Heidi’s supervisor keeps her on edge. It’s almost a shame that Esmail cuts to the face of Cannavale’s Colin Belfast when the podcast achieves so much with his disembodied voice, as he castigates Heidi through dodgy cell phone connections across different time zones. He’s out somewhere doing important things, and his mood is one of perpetual annoyance and aggravation, as he stresses over whatever results he needs to show in order to extract more funding from the appropriations committee.
When Heidi talks about taking a more “holistic” approach to treating men like Walter, Colin blows his stack at that touchy-feely conceit, which runs counter to the data-mining he appears to believe is more essential. We don’t know yet why Colin and the Homecoming program need this information from returning soldiers, but it’s clear enough that treating them isn’t their highest priority.
Meanwhile, the show flashes forward to Heidi as a waitress a few years after the fact, when she’s confronted at the diner she’s working at by an investigator from the Department of Defense, who presses her to rehash her time at Homecoming and the circumstances of her departure. Heidi’s story is that she left to take care of her ailing mother, but she’s evasive on the other questions, like whether her patients were voluntarily committed or whether she knew a man named Walter Cruz.
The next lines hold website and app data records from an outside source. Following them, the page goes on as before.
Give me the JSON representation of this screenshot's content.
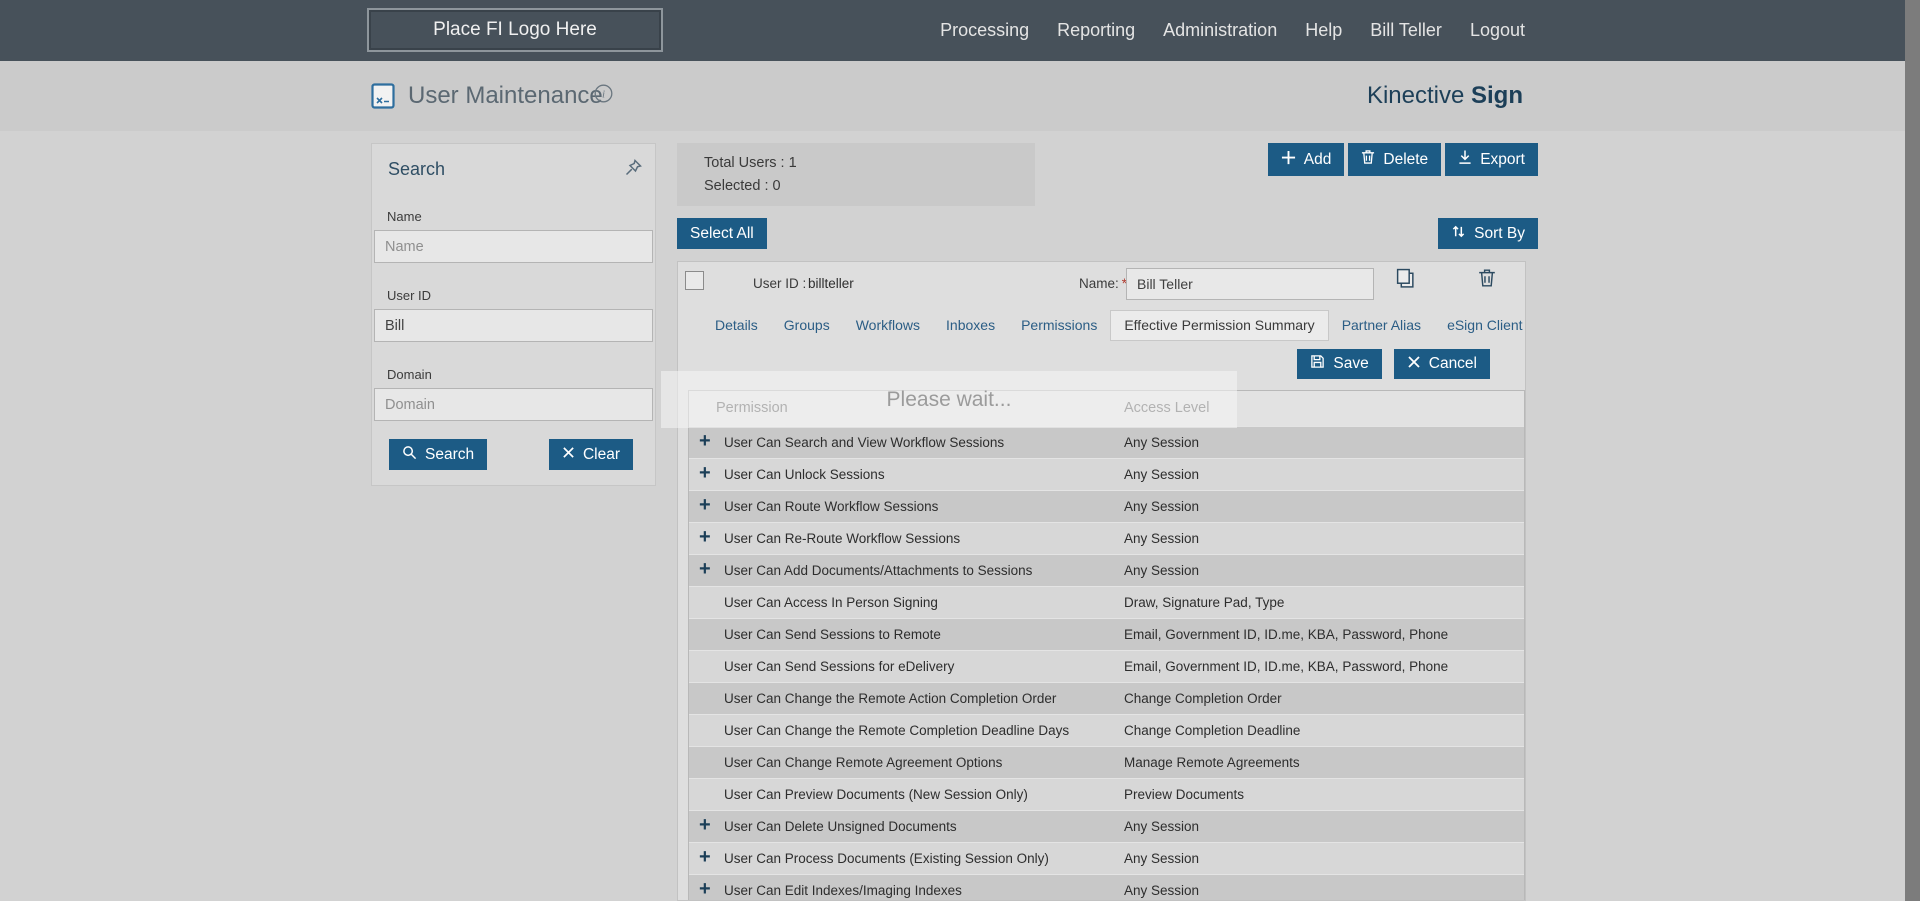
{
  "colors": {
    "accent_blue": "#1c5b85",
    "brand_navy": "#1c3f58"
  },
  "topbar": {
    "logo": "Place FI Logo Here",
    "nav": [
      "Processing",
      "Reporting",
      "Administration",
      "Help",
      "Bill Teller",
      "Logout"
    ]
  },
  "header": {
    "title": "User Maintenance",
    "brand_regular": "Kinective ",
    "brand_bold": "Sign"
  },
  "search_panel": {
    "title": "Search",
    "fields": [
      {
        "label": "Name",
        "placeholder": "Name",
        "value": ""
      },
      {
        "label": "User ID",
        "placeholder": "",
        "value": "Bill"
      },
      {
        "label": "Domain",
        "placeholder": "Domain",
        "value": ""
      }
    ],
    "search_label": "Search",
    "clear_label": "Clear"
  },
  "toolbar": {
    "total_users": "Total Users : 1",
    "selected": "Selected : 0",
    "add": "Add",
    "delete": "Delete",
    "export": "Export",
    "select_all": "Select All",
    "sort_by": "Sort By"
  },
  "user_card": {
    "user_id_label": "User ID :",
    "user_id": "billteller",
    "name_label": "Name:",
    "required_mark": "*",
    "name_value": "Bill Teller",
    "tabs": [
      {
        "label": "Details",
        "active": false
      },
      {
        "label": "Groups",
        "active": false
      },
      {
        "label": "Workflows",
        "active": false
      },
      {
        "label": "Inboxes",
        "active": false
      },
      {
        "label": "Permissions",
        "active": false
      },
      {
        "label": "Effective Permission Summary",
        "active": true
      },
      {
        "label": "Partner Alias",
        "active": false
      },
      {
        "label": "eSign Client",
        "active": false
      }
    ],
    "save": "Save",
    "cancel": "Cancel"
  },
  "overlay": {
    "message": "Please wait..."
  },
  "icons": {
    "search": "magnifier",
    "clear": "x",
    "add": "plus",
    "delete": "trash",
    "export": "download-arrow",
    "sort_by": "up-down-arrows",
    "save": "floppy-disk",
    "cancel": "x",
    "copy": "copy-pages",
    "user_delete": "trash",
    "pin": "pushpin",
    "info": "info-circle",
    "expand": "plus"
  },
  "table": {
    "columns": [
      "Permission",
      "Access Level"
    ],
    "rows": [
      {
        "expandable": true,
        "permission": "User Can Search and View Workflow Sessions",
        "access": "Any Session"
      },
      {
        "expandable": true,
        "permission": "User Can Unlock Sessions",
        "access": "Any Session"
      },
      {
        "expandable": true,
        "permission": "User Can Route Workflow Sessions",
        "access": "Any Session"
      },
      {
        "expandable": true,
        "permission": "User Can Re-Route Workflow Sessions",
        "access": "Any Session"
      },
      {
        "expandable": true,
        "permission": "User Can Add Documents/Attachments to Sessions",
        "access": "Any Session"
      },
      {
        "expandable": false,
        "permission": "User Can Access In Person Signing",
        "access": "Draw, Signature Pad, Type"
      },
      {
        "expandable": false,
        "permission": "User Can Send Sessions to Remote",
        "access": "Email, Government ID, ID.me, KBA, Password, Phone"
      },
      {
        "expandable": false,
        "permission": "User Can Send Sessions for eDelivery",
        "access": "Email, Government ID, ID.me, KBA, Password, Phone"
      },
      {
        "expandable": false,
        "permission": "User Can Change the Remote Action Completion Order",
        "access": "Change Completion Order"
      },
      {
        "expandable": false,
        "permission": "User Can Change the Remote Completion Deadline Days",
        "access": "Change Completion Deadline"
      },
      {
        "expandable": false,
        "permission": "User Can Change Remote Agreement Options",
        "access": "Manage Remote Agreements"
      },
      {
        "expandable": false,
        "permission": "User Can Preview Documents (New Session Only)",
        "access": "Preview Documents"
      },
      {
        "expandable": true,
        "permission": "User Can Delete Unsigned Documents",
        "access": "Any Session"
      },
      {
        "expandable": true,
        "permission": "User Can Process Documents (Existing Session Only)",
        "access": "Any Session"
      },
      {
        "expandable": true,
        "permission": "User Can Edit Indexes/Imaging Indexes",
        "access": "Any Session"
      }
    ]
  }
}
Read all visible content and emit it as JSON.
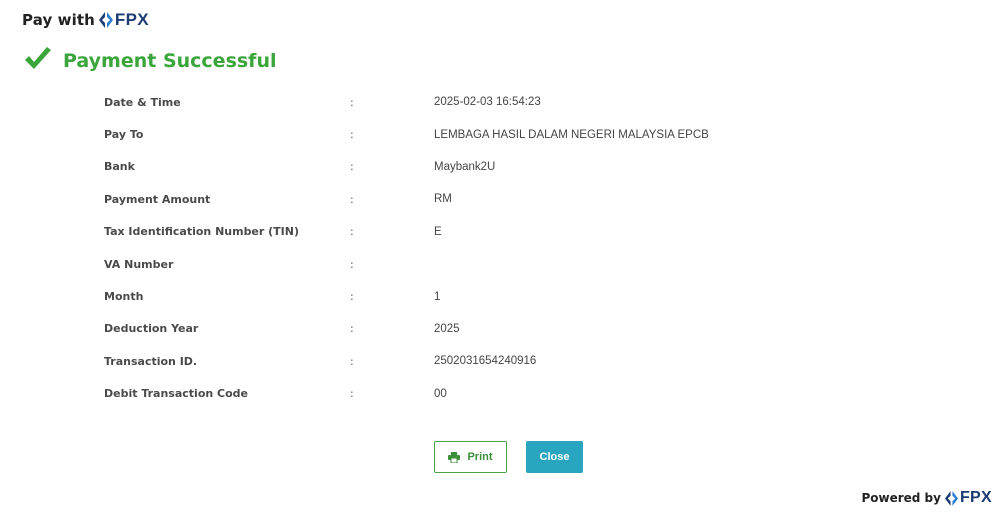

Esmail films the restaurant, Fat Morgan’s, like it’s some seaside joint at the end of the world — the farthest place Heidi could find, where no one would find her. The episode leaves the investigator standing alone on the pier without a single satisfying answer to any one of his questions. That seems like the right place to leave it.
• As the story unfolds, Esmail keeps leading your eye to unexplained objects and phenomena. Those yellow desk lamps being rolled into the patients’ rooms, for example, have an obvious significance — perhaps they’re surveillance devices.
• What to make of the ominous facility from which Colin is barking orders to Heidi on his cell? There seems to be some sort of clean-up going on, but what exactly is being cleaned up is unclear.
• When Alex Karpovsky’s Craig leads patients through a mock shoe-store job interview, it seems like precisely the sort of exercise that a legitimate program would use to get soldiers ready to return to the working world. And the violent reaction by one of the patients, who recalls a getting an infection from a poorly sized shoe, also reads as a plausible response from a patient who’s experiencing PTSD. But to simulate a shoe store with a projected backdrop suggests an odd set of priorities. Why does a place like this need such sophisticated technology to help veterans?
• The matter-of-factness of the closing credit shot is a nice touch and mirrors the feeling of the podcast, which ends its episodes unemphatically. Both show and podcast are happy to let a mood linger until the story picks up again.